Credit: leonello calvetti/Alamy Stock Photo

The oceans are dominated by microbial ecosystems that have an important role in the biogeochemical cycling of elements on Earth. Marine microorganisms have a central place in the global carbon cycle as they function as a biological pump, sequestering anthropogenic carbon dioxide from the atmosphere in the deep ocean. Moreover, microbial transformations of nitrogen in the ocean greatly contribute to fluxes in the global nitrogen cycle. Therefore, any substantial change in microbial metabolism in the ocean caused by climate change has the potential to significantly alter these effects. Now, two studies highlight the potential impact of climate change on microbial biogeochemical cycles.

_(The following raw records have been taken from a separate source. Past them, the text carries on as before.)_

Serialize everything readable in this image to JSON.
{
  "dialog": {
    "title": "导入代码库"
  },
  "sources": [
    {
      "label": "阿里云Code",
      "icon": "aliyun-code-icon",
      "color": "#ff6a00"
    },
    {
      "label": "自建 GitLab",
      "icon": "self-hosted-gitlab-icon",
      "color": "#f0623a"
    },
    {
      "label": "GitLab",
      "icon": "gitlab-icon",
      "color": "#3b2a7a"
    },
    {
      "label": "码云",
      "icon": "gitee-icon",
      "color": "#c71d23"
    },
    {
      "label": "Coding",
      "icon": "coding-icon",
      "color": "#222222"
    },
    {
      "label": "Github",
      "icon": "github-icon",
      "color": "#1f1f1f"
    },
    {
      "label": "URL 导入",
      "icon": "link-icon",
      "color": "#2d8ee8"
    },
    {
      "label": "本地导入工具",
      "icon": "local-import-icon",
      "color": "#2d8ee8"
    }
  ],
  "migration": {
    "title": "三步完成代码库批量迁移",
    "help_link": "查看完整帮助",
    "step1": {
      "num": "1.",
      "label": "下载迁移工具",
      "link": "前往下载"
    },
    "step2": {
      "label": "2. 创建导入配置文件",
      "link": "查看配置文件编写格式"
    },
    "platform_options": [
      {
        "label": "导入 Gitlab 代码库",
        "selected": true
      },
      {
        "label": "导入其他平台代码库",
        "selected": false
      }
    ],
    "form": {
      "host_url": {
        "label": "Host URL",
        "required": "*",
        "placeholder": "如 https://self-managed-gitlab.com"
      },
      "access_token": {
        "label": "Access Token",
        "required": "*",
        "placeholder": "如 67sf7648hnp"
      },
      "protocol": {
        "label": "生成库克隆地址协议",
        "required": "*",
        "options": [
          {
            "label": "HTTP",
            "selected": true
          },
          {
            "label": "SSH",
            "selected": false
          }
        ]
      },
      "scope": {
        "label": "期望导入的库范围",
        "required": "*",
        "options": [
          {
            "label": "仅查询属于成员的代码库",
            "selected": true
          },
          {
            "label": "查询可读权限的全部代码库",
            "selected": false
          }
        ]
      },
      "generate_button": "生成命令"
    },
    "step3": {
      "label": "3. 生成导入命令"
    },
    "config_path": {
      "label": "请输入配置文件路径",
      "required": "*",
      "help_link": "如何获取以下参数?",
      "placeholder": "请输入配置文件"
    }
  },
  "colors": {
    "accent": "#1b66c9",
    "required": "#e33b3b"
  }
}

declines in biological production and carbon export to the deep ocean ... as a result of the cumulative effects of climate warming

Previous studies have projected moderate decreases in marine biological productivity (that is, the accumulation of organic matter by photosynthetic and chemosynthetic autotrophs) until the year 2100. However, Moore et al. report steady declines in biological production and carbon export to the deep ocean between now and the year 2300 as a result of the cumulative effects of climate warming. In a global Earth system model that simulated climate warming until 2300 in a high fossil fuel emission scenario, westerly winds in the Southern Hemisphere strengthen and shift towards Antarctica, ocean surface waters warm and sea ice disappears. Moreover, the Antarctic Divergence moves southward, resulting in changes in ocean circulation. Consequently, growth conditions for algae greatly improve, ultimately leading to intense carbon fixation. This bloom in growth is predicted to drive a massive redistribution of nutrients from the intermediate to the deep ocean layers, depriving the upper ocean north of 30°S of nutrients that are essential for sustaining biological production. The authors predict that this decrease in productivity could lead to a 30% reduction in carbon export from the atmosphere to the deep ocean.

In a separate study, Bianchi, Weber et al. investigated microbial anaerobic respiration outside of the anoxic waters of the ocean, found in coastal regions and tropical oxygen minimum zones. In the oxygenated regions, microorganisms gain their energy from sinking organic matter and use molecular oxygen as an electron acceptor during respiration, but in anoxic environments, nitrate and sulfate yield the most energy as acceptors; this reduction results in the release of nitrogen gas (denitrification) and hydrogen sulfide gas. As recent molecular and geochemical evidence indicated that microbial denitrification and sulfate reduction may occur in oxygenated regions of the ocean, the authors developed a size-resolved particle model to predict anaerobic metabolism in sinking organic aggregates that simulates the formation of anoxic microenvironments and predicts the rate of the different metabolisms. Their model predicted that particles can sustain denitrification and sulfate reduction in hypoxic (oxygen-depleted) waters, thus expanding the global niche of marine aerobic microorganisms. The authors hypothesize that their observations have broad implications for the global nitrogen cycle, highlighting the unforeseen contribution of microbial denitrification in the hypoxic water column. When the model was tested using a predicted high-emission climate change scenario, climate-forced changes in ocean oxygen concentration caused a significant shift in denitrification from low to high latitudes in the Pacific Ocean, which could limit biological productivity in these regions.

Together, these two studies highlight the challenge for marine microbiologists in projecting the future for marine microorganisms and their associated biogeochemical cycles as our oceans change.